*TASK*. Without omitting anything, copy every entry word for word.

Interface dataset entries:
--- START ---

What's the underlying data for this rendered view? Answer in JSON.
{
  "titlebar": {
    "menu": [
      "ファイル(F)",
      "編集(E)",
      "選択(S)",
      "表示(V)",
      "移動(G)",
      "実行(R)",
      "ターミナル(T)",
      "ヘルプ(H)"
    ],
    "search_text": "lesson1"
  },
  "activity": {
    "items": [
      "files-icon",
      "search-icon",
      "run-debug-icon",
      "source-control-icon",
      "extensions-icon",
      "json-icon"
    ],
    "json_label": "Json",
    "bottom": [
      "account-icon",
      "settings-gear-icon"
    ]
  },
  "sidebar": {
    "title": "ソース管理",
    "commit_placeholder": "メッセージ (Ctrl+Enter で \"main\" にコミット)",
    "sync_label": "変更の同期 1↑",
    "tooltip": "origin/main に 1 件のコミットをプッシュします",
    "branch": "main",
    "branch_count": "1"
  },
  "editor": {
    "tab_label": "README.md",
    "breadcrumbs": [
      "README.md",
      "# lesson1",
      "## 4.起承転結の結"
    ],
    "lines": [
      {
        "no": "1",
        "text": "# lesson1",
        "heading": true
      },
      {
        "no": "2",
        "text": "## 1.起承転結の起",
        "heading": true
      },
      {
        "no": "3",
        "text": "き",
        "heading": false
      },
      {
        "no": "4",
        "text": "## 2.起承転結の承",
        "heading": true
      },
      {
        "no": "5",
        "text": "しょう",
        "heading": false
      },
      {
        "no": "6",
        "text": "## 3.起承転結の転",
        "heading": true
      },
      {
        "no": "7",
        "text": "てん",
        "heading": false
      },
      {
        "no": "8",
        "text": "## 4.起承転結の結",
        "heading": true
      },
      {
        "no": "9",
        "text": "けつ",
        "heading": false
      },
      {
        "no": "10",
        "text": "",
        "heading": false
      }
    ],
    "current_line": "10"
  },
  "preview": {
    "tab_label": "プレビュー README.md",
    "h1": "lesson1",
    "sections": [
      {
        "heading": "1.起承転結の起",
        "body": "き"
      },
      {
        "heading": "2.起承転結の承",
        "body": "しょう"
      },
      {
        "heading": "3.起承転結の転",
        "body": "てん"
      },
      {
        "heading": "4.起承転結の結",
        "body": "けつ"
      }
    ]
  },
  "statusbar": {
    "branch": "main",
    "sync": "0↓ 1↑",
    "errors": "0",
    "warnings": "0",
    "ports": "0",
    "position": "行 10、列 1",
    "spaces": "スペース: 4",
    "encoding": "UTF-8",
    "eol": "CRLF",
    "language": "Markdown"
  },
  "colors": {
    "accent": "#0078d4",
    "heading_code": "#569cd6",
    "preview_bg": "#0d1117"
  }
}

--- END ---

*TASK SOLUTION*.
What's the underlying data for this rendered view? Answer in JSON.
{
  "titlebar": {
    "menu": [
      "ファイル(F)",
      "編集(E)",
      "選択(S)",
      "表示(V)",
      "移動(G)",
      "実行(R)",
      "ターミナル(T)",
      "ヘルプ(H)"
    ],
    "search_text": "lesson1"
  },
  "activity": {
    "items": [
      "files-icon",
      "search-icon",
      "run-debug-icon",
      "source-control-icon",
      "extensions-icon",
      "json-icon"
    ],
    "json_label": "Json",
    "bottom": [
      "account-icon",
      "settings-gear-icon"
    ]
  },
  "sidebar": {
    "title": "ソース管理",
    "commit_placeholder": "メッセージ (Ctrl+Enter で \"main\" にコミット)",
    "sync_label": "変更の同期 1↑",
    "tooltip": "origin/main に 1 件のコミットをプッシュします",
    "branch": "main",
    "branch_count": "1"
  },
  "editor": {
    "tab_label": "README.md",
    "breadcrumbs": [
      "README.md",
      "# lesson1",
      "## 4.起承転結の結"
    ],
    "lines": [
      {
        "no": "1",
        "text": "# lesson1",
        "heading": true
      },
      {
        "no": "2",
        "text": "## 1.起承転結の起",
        "heading": true
      },
      {
        "no": "3",
        "text": "き",
        "heading": false
      },
      {
        "no": "4",
        "text": "## 2.起承転結の承",
        "heading": true
      },
      {
        "no": "5",
        "text": "しょう",
        "heading": false
      },
      {
        "no": "6",
        "text": "## 3.起承転結の転",
        "heading": true
      },
      {
        "no": "7",
        "text": "てん",
        "heading": false
      },
      {
        "no": "8",
        "text": "## 4.起承転結の結",
        "heading": true
      },
      {
        "no": "9",
        "text": "けつ",
        "heading": false
      },
      {
        "no": "10",
        "text": "",
        "heading": false
      }
    ],
    "current_line": "10"
  },
  "preview": {
    "tab_label": "プレビュー README.md",
    "h1": "lesson1",
    "sections": [
      {
        "heading": "1.起承転結の起",
        "body": "き"
      },
      {
        "heading": "2.起承転結の承",
        "body": "しょう"
      },
      {
        "heading": "3.起承転結の転",
        "body": "てん"
      },
      {
        "heading": "4.起承転結の結",
        "body": "けつ"
      }
    ]
  },
  "statusbar": {
    "branch": "main",
    "sync": "0↓ 1↑",
    "errors": "0",
    "warnings": "0",
    "ports": "0",
    "position": "行 10、列 1",
    "spaces": "スペース: 4",
    "encoding": "UTF-8",
    "eol": "CRLF",
    "language": "Markdown"
  },
  "colors": {
    "accent": "#0078d4",
    "heading_code": "#569cd6",
    "preview_bg": "#0d1117"
  }
}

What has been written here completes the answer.